====== Material provided ======
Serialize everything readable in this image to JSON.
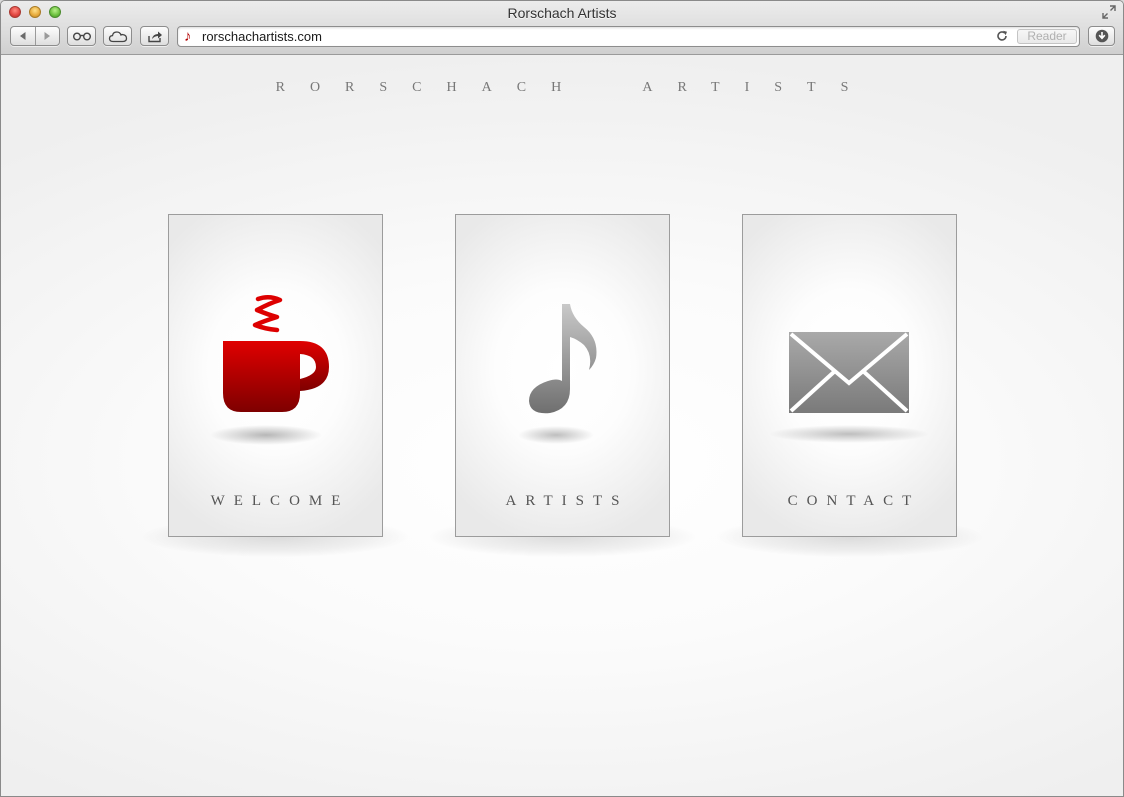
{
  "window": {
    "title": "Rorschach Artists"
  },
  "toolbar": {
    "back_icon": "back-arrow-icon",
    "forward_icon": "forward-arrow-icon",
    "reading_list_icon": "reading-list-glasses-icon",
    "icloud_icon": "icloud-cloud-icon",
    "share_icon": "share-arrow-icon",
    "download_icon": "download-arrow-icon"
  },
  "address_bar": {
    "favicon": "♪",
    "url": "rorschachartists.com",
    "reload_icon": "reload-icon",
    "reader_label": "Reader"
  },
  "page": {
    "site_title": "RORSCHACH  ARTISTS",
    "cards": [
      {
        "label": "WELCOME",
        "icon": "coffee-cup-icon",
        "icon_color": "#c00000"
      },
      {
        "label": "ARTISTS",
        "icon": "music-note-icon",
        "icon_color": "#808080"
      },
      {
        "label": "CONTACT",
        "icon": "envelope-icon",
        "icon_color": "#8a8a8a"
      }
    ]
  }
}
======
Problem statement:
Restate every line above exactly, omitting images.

Answer to this exercise:
Serialize everything readable in this image to JSON.
{
  "window": {
    "title": "Rorschach Artists"
  },
  "toolbar": {
    "back_icon": "back-arrow-icon",
    "forward_icon": "forward-arrow-icon",
    "reading_list_icon": "reading-list-glasses-icon",
    "icloud_icon": "icloud-cloud-icon",
    "share_icon": "share-arrow-icon",
    "download_icon": "download-arrow-icon"
  },
  "address_bar": {
    "favicon": "♪",
    "url": "rorschachartists.com",
    "reload_icon": "reload-icon",
    "reader_label": "Reader"
  },
  "page": {
    "site_title": "RORSCHACH  ARTISTS",
    "cards": [
      {
        "label": "WELCOME",
        "icon": "coffee-cup-icon",
        "icon_color": "#c00000"
      },
      {
        "label": "ARTISTS",
        "icon": "music-note-icon",
        "icon_color": "#808080"
      },
      {
        "label": "CONTACT",
        "icon": "envelope-icon",
        "icon_color": "#8a8a8a"
      }
    ]
  }
}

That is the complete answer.